(Daniela Jurado) I think that, at an individual level, the best I can do is to know my worth and let my work do the talking. For example, once, during those chaotic first months in Italy, I was working with a consultant in order to get in contact with more potential partners. He got us a meeting, but I told him I’d arrive a few minutes late because of a previous appointment. He almost ruined my day when, as I joined him and a board full of men who were to be my business partners, he introduced me by saying, “Didn’t I tell you she is worth waiting for?,” clearly indicating my physical appearance. I felt like doing a hundred bad things at that moment, but I kept my cool and delivered the absolute best, the most convincing, most professional presentation I could. My vindication came when one of the participants decided to say, by the end of the presentation, that I was definitely “a business partner worth waiting for,” with emphasis on my professional performance. Later, I also let the consultant know why I would never work with him again.
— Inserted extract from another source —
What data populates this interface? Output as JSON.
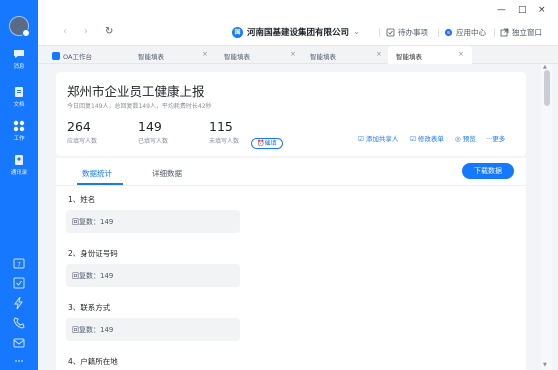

(Juliana Meyer) I’m sorry you had to go through that whole situation, but I’m glad it ended up on a positive note for you. Going back a little bit, earlier you mentioned you were getting few female applicants for job openings if any at all. Do you think that is a tech industry issue? How could we solve that?
(Daniela Jurado) I’m not sure it’s something that happens only in our field, there are many male-dominated areas out there, but this is the one I see directly. I wonder if women feel intimidated by the certainty that they’ll be outnumbered by men if that on itself is discouraging. If so, I’d urge more women to put themselves out there and apply for the positions they want. We will only even out those numbers if enough of us make a move to occupy the same space men do as equals. That, and, of course, it is a sign of true leadership when a company makes sure that its workplace is welcoming to every member of a team, regardless of gender or any other diversity trait. Diversity is key to keeping a company authentic.
(Juliana Meyer) Shifting gears a bit, I’d like to ask you what is the future you see going forward for VTEX in Western Europe?
(Daniela Jurado) Right now, our sights are set on consolidating our Western European operations. We are active in Italy, Portugal, Spain, and the United Kingdom, and we need to expand our teams to meet the rising demand of our products in these countries. Finding, training and certifying more like-minded partners, who start their work from the future, is also part of the picture. After that, we can extend that model to other European countries, or even to another continent.
(Juliana Meyer) Alright, so that brings us to the last question of the day–since we’re on the topic of expanding our teams, is there any hint you would like to give to people who are looking for a career upgrade?
(Daniela Jurado) As I see it, choosing a person to join our team always comes down to a matter of attitude. Of course, it’s important to invest in your education, in knowledge and skills, but at the end of the day, information can be taught to you by someone else. Nobody but you can make you disciplined, resilient, reliable, or willing to listen. All of those qualities are a result of personal effort on your part.